bills bills bills

Obama Issues a Veto for the Fifth Time Ever

Obama Defense
Nope. Photo: Susan Walsh/AP/Corbis

On Thursday afternoon, President Obama issued the fifth veto of his entire presidency. The nixed bill in question dealt with defense policy — Obama and congressional Democrats didn’t like it because it would fund the military through a budget-cap-avoiding workaround and make it harder for the president to close Guantanamo, where 114 prisoners remain — before his term is up. Defense secretary Ash Carter wrote an op-ed earlier this week condemning the current legislation for preserving many of the sequestration budget cuts, begging Congress to pass something that focused a bit more on the long term. The Obama administration wants Congress to raise spending limits for defense and non-defense spending, so this veto is just a preview of what will happen when Congress has to figure out how to fund the whole government. 

Obama held a veto ceremony and sent a message back to Congress. “This bill instead resorts to gimmicks that do not allow the Pentagon to do what it needs to do. … Let’s do this right.” Congress has until December 11 to mastermind a budget.

Republicans knew the veto was coming — Obama promised to do it — and thus had plenty of time to prepare their incensed statements. “The president has vowed to veto it. Why? Because he wants to stop and spend more money on his domestic agenda,” House Speaker John Boehner said on Wednesday. “It’s time to put our troops first, time to stop playing political games.” Senator John McCain and Representative Mac Thornberry — chairs of the Senate and House Armed Services Committee — released a statement that called the vetonot only unprecedented, but it is reckless, cynical, and downright dangerous. Never before has an American president used the bill that provides pay and support to our troops and their families as political leverage for his domestic agenda.”

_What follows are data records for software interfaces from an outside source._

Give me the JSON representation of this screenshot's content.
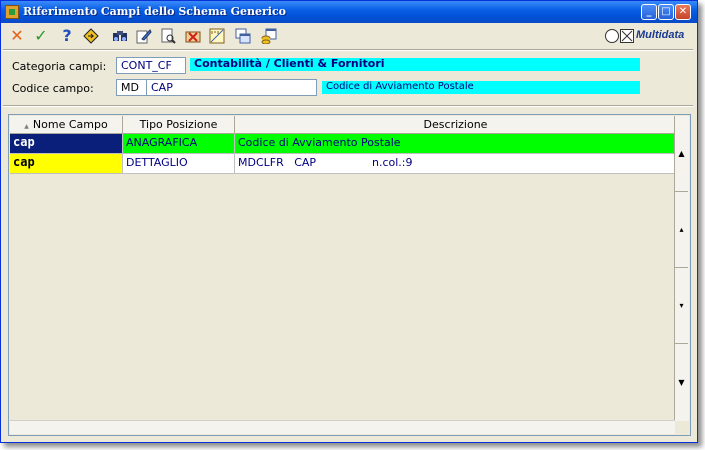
{
  "window": {
    "title": "Riferimento Campi dello Schema Generico"
  },
  "titlebar_buttons": {
    "minimize": "_",
    "maximize": "□",
    "close": "✕"
  },
  "toolbar": {
    "cancel_icon": "✕",
    "confirm_icon": "✓",
    "help_icon": "?",
    "icons": [
      "cancel-icon",
      "confirm-icon",
      "help-icon",
      "diamond-icon",
      "binoculars-icon",
      "edit-icon",
      "print-preview-icon",
      "delete-icon",
      "ruler-icon",
      "window-stack-icon",
      "window-db-icon"
    ]
  },
  "brand": {
    "text": "Multidata"
  },
  "form": {
    "categoria_label": "Categoria campi:",
    "categoria_code": "CONT_CF",
    "categoria_desc": "Contabilità / Clienti & Fornitori",
    "codice_label": "Codice campo:",
    "codice_prefix": "MD",
    "codice_value": "CAP",
    "codice_desc": "Codice di Avviamento Postale"
  },
  "grid": {
    "sort_glyph": "▲",
    "columns": [
      "Nome Campo",
      "Tipo Posizione",
      "Descrizione"
    ],
    "rows": [
      {
        "nome": "cap",
        "tipo": "ANAGRAFICA",
        "descrizione": "Codice di Avviamento Postale",
        "extra": ""
      },
      {
        "nome": "cap",
        "tipo": "DETTAGLIO",
        "descrizione": "MDCLFR   CAP",
        "extra": "n.col.:9"
      }
    ],
    "scroll_glyphs": [
      "▲",
      "▴",
      "▾",
      "▼"
    ]
  },
  "colors": {
    "row1_nome_bg": "#0a1f7a",
    "row1_bg": "#00ff00",
    "row2_nome_bg": "#ffff00",
    "desc_bg": "#00ffff"
  }
}
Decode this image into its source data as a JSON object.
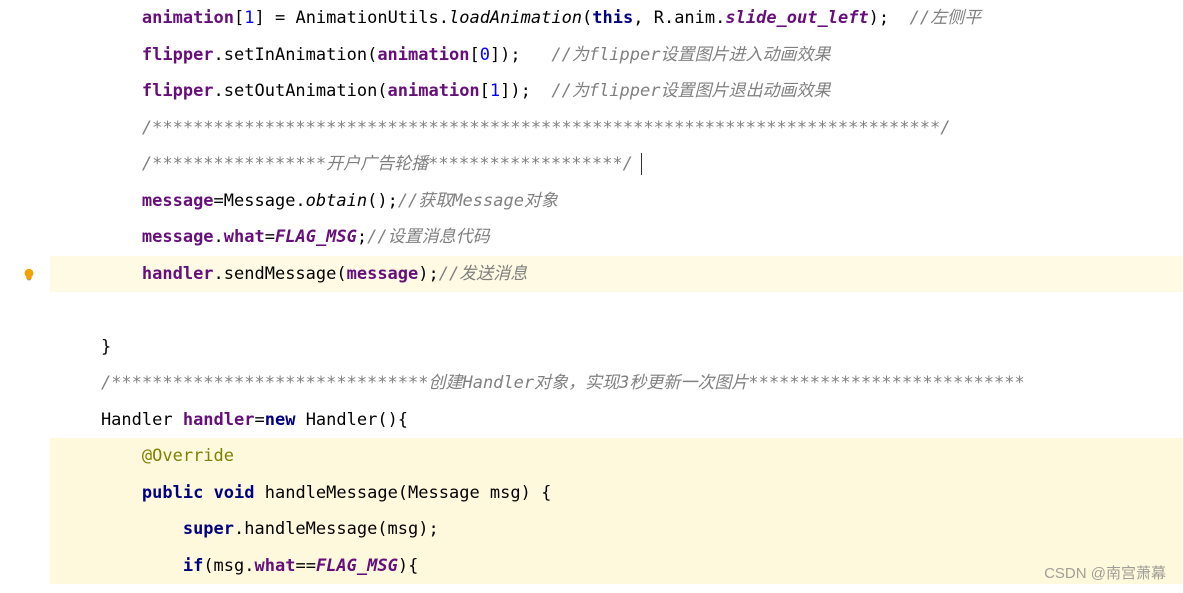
{
  "code": {
    "l1": {
      "p1": "        ",
      "p2": "animation",
      "p3": "[",
      "p4": "1",
      "p5": "] = AnimationUtils.",
      "p6": "loadAnimation",
      "p7": "(",
      "p8": "this",
      "p9": ", R.anim.",
      "p10": "slide_out_left",
      "p11": ");  ",
      "p12": "//左侧平"
    },
    "l2": {
      "p1": "        ",
      "p2": "flipper",
      "p3": ".setInAnimation(",
      "p4": "animation",
      "p5": "[",
      "p6": "0",
      "p7": "]);   ",
      "p8": "//为flipper设置图片进入动画效果"
    },
    "l3": {
      "p1": "        ",
      "p2": "flipper",
      "p3": ".setOutAnimation(",
      "p4": "animation",
      "p5": "[",
      "p6": "1",
      "p7": "]);  ",
      "p8": "//为flipper设置图片退出动画效果"
    },
    "l4": {
      "p1": "        ",
      "p2": "/*****************************************************************************/"
    },
    "l5": {
      "p1": "        ",
      "p2": "/*****************开户广告轮播*******************/"
    },
    "l6": {
      "p1": "        ",
      "p2": "message",
      "p3": "=Message.",
      "p4": "obtain",
      "p5": "();",
      "p6": "//获取Message对象"
    },
    "l7": {
      "p1": "        ",
      "p2": "message",
      "p3": ".",
      "p4": "what",
      "p5": "=",
      "p6": "FLAG_MSG",
      "p7": ";",
      "p8": "//设置消息代码"
    },
    "l8": {
      "p1": "        ",
      "p2": "handler",
      "p3": ".sendMessage(",
      "p4": "message",
      "p5": ");",
      "p6": "//发送消息"
    },
    "l9": {
      "p1": ""
    },
    "l10": {
      "p1": "    }"
    },
    "l11": {
      "p1": "    ",
      "p2": "/*******************************创建Handler对象，实现3秒更新一次图片***************************"
    },
    "l12": {
      "p1": "    Handler ",
      "p2": "handler",
      "p3": "=",
      "p4": "new",
      "p5": " Handler(){"
    },
    "l13": {
      "p1": "        ",
      "p2": "@Override"
    },
    "l14": {
      "p1": "        ",
      "p2": "public",
      "p3": " ",
      "p4": "void",
      "p5": " handleMessage(Message msg) {"
    },
    "l15": {
      "p1": "            ",
      "p2": "super",
      "p3": ".handleMessage(msg);"
    },
    "l16": {
      "p1": "            ",
      "p2": "if",
      "p3": "(msg.",
      "p4": "what",
      "p5": "==",
      "p6": "FLAG_MSG",
      "p7": "){"
    }
  },
  "watermark": "CSDN @南宫萧幕"
}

USA Today points out that Ronald Reagan, Jimmy Carter, George W. Bush, and Bill Clinton all vetoed annual defense budgets. 

House Republicans will try to override the veto on November 5 — however, the legislation has enough Democratic detractors that Congress will probably have to start all over again on a new bill.

Obama has issued fewer vetoes than any president since James Garfield, who was only president for a few months.